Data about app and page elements
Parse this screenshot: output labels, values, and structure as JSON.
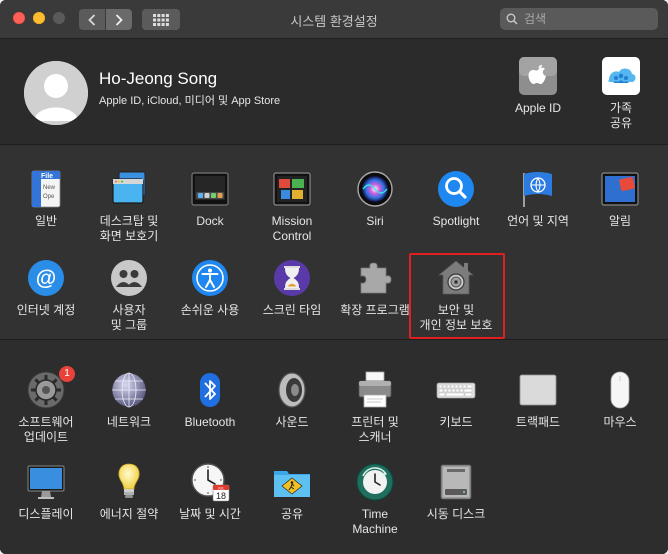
{
  "window": {
    "title": "시스템 환경설정",
    "search": {
      "placeholder": "검색",
      "value": ""
    }
  },
  "account": {
    "name": "Ho-Jeong Song",
    "subtitle": "Apple ID, iCloud, 미디어 및 App Store",
    "items": [
      {
        "id": "apple-id",
        "label": "Apple ID",
        "icon": "apple-logo-icon"
      },
      {
        "id": "family",
        "label": "가족\n공유",
        "icon": "family-sharing-icon"
      }
    ]
  },
  "section1": [
    {
      "id": "general",
      "label": "일반",
      "icon": "general-file-icon"
    },
    {
      "id": "desktop",
      "label": "데스크탑 및\n화면 보호기",
      "icon": "desktop-screensaver-icon"
    },
    {
      "id": "dock",
      "label": "Dock",
      "icon": "dock-icon"
    },
    {
      "id": "mission",
      "label": "Mission\nControl",
      "icon": "mission-control-icon"
    },
    {
      "id": "siri",
      "label": "Siri",
      "icon": "siri-icon"
    },
    {
      "id": "spotlight",
      "label": "Spotlight",
      "icon": "spotlight-icon"
    },
    {
      "id": "language",
      "label": "언어 및 지역",
      "icon": "language-region-icon"
    },
    {
      "id": "notifications",
      "label": "알림",
      "icon": "notifications-icon"
    },
    {
      "id": "internet",
      "label": "인터넷 계정",
      "icon": "internet-accounts-icon"
    },
    {
      "id": "users",
      "label": "사용자\n및 그룹",
      "icon": "users-groups-icon"
    },
    {
      "id": "accessibility",
      "label": "손쉬운 사용",
      "icon": "accessibility-icon"
    },
    {
      "id": "screentime",
      "label": "스크린 타임",
      "icon": "screen-time-icon"
    },
    {
      "id": "extensions",
      "label": "확장 프로그램",
      "icon": "extensions-icon"
    },
    {
      "id": "security",
      "label": "보안 및\n개인 정보 보호",
      "icon": "security-privacy-icon"
    }
  ],
  "section2": [
    {
      "id": "software-update",
      "label": "소프트웨어\n업데이트",
      "icon": "software-update-icon",
      "badge": "1"
    },
    {
      "id": "network",
      "label": "네트워크",
      "icon": "network-icon"
    },
    {
      "id": "bluetooth",
      "label": "Bluetooth",
      "icon": "bluetooth-icon"
    },
    {
      "id": "sound",
      "label": "사운드",
      "icon": "sound-icon"
    },
    {
      "id": "printers",
      "label": "프린터 및\n스캐너",
      "icon": "printers-scanners-icon"
    },
    {
      "id": "keyboard",
      "label": "키보드",
      "icon": "keyboard-icon"
    },
    {
      "id": "trackpad",
      "label": "트랙패드",
      "icon": "trackpad-icon"
    },
    {
      "id": "mouse",
      "label": "마우스",
      "icon": "mouse-icon"
    },
    {
      "id": "displays",
      "label": "디스플레이",
      "icon": "displays-icon"
    },
    {
      "id": "energy",
      "label": "에너지 절약",
      "icon": "energy-saver-icon"
    },
    {
      "id": "datetime",
      "label": "날짜 및 시간",
      "icon": "date-time-icon",
      "calendar_month": "JUL",
      "calendar_day": "18"
    },
    {
      "id": "sharing",
      "label": "공유",
      "icon": "sharing-icon"
    },
    {
      "id": "timemachine",
      "label": "Time\nMachine",
      "icon": "time-machine-icon"
    },
    {
      "id": "startup",
      "label": "시동 디스크",
      "icon": "startup-disk-icon"
    }
  ],
  "colors": {
    "window_bg": "#323232",
    "highlight": "#e02020",
    "badge": "#e8423a",
    "accent_blue": "#1f87f0"
  }
}
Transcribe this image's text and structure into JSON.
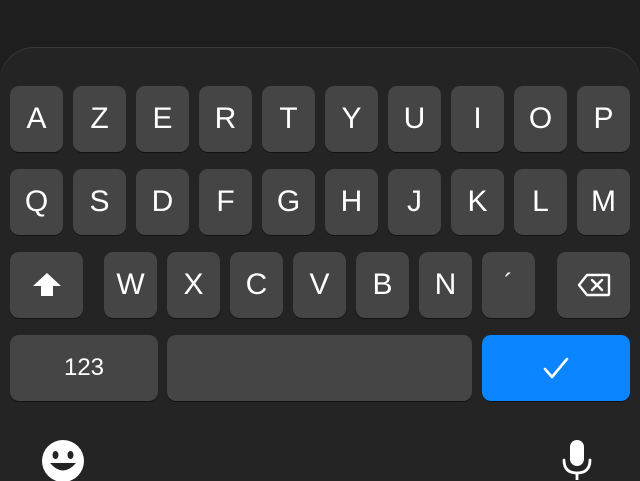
{
  "keyboard": {
    "row1": [
      "A",
      "Z",
      "E",
      "R",
      "T",
      "Y",
      "U",
      "I",
      "O",
      "P"
    ],
    "row2": [
      "Q",
      "S",
      "D",
      "F",
      "G",
      "H",
      "J",
      "K",
      "L",
      "M"
    ],
    "row3": [
      "W",
      "X",
      "C",
      "V",
      "B",
      "N",
      "´"
    ],
    "numbers_label": "123",
    "space_label": ""
  },
  "icons": {
    "shift": "shift-icon",
    "delete": "backspace-icon",
    "done": "checkmark-icon",
    "emoji": "emoji-icon",
    "dictation": "microphone-icon"
  },
  "colors": {
    "background": "#1e1e1e",
    "keyboard": "#242424",
    "key": "#454545",
    "accent": "#0a84ff"
  }
}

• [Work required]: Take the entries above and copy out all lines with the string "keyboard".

• [Solution to the exercise]:
      "id": "keyboard",
      "icon": "keyboard-icon"
  "keyboard": {
    "keyboard": "#242424",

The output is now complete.